The lawsuit is being brought under the Due Process and Equal Protection clauses of the Fourteenth Amendment, and is seeking an injunction to prevent enforcement. The laws challenged are: the licensing regulations that require more regulations than that of other health providers who preform office-based procedures, the two trip requirements, the requirement of false information being provided to patients or face prosecution, the prohibition on qualified advanced practice clinicians providing abortion care, and the prohibition on the practice of telemedicine that only applies to abortion.
The lawsuit is in response to a number of Mississippi's laws to restrict abortion, but also to the newest law enacted by the legislature. The Mississippi Gestational Age Act [Act PDF] would prohibit an abortion on a fetus with a gestational age of more than 15 weeks. The Gestational Act is currently blocked by a federal court because it is challenged in another lawsuit. [JURIST Report].

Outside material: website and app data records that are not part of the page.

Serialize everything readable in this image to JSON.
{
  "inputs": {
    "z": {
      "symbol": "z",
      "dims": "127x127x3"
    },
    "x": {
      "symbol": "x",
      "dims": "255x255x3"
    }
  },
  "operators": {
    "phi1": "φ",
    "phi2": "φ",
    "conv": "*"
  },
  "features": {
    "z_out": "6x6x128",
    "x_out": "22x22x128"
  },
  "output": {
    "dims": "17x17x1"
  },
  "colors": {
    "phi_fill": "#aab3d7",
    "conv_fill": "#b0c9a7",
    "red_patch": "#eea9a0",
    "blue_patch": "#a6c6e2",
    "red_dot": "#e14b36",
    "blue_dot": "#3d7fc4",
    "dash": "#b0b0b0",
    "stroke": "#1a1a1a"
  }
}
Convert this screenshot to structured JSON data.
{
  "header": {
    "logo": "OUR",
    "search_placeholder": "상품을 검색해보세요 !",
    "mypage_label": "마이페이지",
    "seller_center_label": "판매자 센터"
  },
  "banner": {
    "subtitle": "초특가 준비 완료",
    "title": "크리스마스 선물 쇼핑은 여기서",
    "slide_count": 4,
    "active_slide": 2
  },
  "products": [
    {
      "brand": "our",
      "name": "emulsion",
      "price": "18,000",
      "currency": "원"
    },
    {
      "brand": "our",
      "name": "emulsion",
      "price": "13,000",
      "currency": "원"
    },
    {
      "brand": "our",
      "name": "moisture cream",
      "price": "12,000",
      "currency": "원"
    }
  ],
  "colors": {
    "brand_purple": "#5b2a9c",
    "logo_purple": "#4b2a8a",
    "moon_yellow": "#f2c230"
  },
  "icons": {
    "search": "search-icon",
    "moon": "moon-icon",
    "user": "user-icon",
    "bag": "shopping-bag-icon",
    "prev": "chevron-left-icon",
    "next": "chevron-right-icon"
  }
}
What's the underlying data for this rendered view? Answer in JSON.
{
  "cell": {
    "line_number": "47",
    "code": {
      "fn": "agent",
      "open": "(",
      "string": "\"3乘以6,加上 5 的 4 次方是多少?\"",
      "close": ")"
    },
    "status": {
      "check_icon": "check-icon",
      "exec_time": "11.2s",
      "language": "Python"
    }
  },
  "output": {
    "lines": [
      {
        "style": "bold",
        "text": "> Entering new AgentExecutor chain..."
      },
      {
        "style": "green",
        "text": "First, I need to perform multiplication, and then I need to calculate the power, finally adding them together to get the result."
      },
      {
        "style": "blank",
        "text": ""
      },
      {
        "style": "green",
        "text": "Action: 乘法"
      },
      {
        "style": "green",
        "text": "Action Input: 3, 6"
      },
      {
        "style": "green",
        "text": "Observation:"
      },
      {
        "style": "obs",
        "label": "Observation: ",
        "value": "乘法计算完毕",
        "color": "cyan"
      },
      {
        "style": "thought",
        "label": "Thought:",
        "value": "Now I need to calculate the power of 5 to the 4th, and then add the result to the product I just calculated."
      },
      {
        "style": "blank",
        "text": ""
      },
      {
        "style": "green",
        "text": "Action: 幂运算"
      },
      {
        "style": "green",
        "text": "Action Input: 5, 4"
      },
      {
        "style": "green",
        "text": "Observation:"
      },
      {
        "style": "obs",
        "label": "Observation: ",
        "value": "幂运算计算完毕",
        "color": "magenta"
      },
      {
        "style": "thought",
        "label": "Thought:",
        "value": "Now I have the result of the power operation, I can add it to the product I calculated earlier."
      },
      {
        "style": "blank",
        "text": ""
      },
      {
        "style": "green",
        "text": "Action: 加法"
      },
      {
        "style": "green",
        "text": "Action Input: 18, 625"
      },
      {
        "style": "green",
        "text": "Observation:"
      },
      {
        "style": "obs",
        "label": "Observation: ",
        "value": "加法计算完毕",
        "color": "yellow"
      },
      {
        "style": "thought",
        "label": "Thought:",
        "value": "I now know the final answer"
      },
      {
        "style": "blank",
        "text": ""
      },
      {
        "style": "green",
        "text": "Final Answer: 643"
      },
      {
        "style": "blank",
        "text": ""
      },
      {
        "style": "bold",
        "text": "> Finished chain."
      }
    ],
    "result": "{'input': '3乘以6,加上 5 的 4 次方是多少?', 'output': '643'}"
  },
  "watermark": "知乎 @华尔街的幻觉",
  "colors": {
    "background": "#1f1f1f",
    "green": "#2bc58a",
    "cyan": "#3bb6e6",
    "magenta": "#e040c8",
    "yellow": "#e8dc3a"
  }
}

The lawsuit was filed in the US District Court for the Southern District of Southern Mississippi.